  9. ^ "Poem of the Day: Hymn to Liberty by Rudyard Kipling". HeraldScotland. Retrieved 30 December 2021.
  10. ^ "National Anthems & Patriotic Songs - Greek & Cypriot National Anthem - Ýmnos is tin Eleftherían (long version) lyrics + English translation". lyricstranslate.com. Retrieved 19 January 2023.
  11. ^ "Orthodoxy in Modern Greek Poetry". www.myriobiblos.gr. Retrieved 4 January 2022.
  12. ^ Moleas, Wendy (25 March 2004). The Development of the Greek Language.

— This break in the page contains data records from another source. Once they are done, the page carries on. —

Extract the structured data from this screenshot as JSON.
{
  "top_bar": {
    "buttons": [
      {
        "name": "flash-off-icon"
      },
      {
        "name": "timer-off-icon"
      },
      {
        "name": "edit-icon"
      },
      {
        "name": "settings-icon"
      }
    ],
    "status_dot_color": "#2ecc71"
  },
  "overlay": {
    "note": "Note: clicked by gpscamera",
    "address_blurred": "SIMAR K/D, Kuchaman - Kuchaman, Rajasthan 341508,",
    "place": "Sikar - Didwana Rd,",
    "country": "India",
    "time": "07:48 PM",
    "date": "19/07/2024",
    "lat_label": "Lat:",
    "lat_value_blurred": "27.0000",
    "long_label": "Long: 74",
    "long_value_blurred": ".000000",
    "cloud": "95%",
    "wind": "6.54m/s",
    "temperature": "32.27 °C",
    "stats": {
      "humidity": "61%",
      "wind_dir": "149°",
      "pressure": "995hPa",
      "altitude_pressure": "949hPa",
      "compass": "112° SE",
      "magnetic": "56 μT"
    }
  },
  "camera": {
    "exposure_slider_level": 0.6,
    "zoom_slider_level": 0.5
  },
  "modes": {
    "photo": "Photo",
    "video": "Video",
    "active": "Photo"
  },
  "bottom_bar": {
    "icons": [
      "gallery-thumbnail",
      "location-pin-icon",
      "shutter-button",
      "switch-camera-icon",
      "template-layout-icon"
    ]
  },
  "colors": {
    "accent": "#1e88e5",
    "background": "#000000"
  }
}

Bloomsbury Academic. p. 84. ISBN 978-1-85399-675-7.
  13. ^ Kolias, Nina K. (1997). The Greeks in Alberta, 1903–1995. N.K. Kolias. p. 13. ISBN 978-0-9681616-0-9.
  14. ^ "Ύμνος εις την Ελευθερίαν". Sansimera.
  15. ^ "Διονύσιος Σολωμός, "Ο Ύμνος εις την Ελευθερίαν"". ebooks.edu.gr. Retrieved 4 January 2022.
  16. ^ "Υμνος εις την Ελευθερίαν" (PDF). digital.mmb.org.gr. 1918. Retrieved 4 January 2022.
  17. ^ Genikē anthologia: poiēseōs & pezographias (in Greek). S.D. Dēmētrakos. 1965. p. 219.
  18. ^ "Σπουδαστήριο Νέου Ελληνισμού - Σολωμός Διονύσιος - Solomos". www.snhell.gr. Retrieved 30 December 2021.
  19. ^ "Ύμνος εις την Ελευθερίαν". Stixoi.
  20. ^ "National Anthem". Hellenic Army Academy. Archived from the original on 9 February 2015. Retrieved 30 January 2015.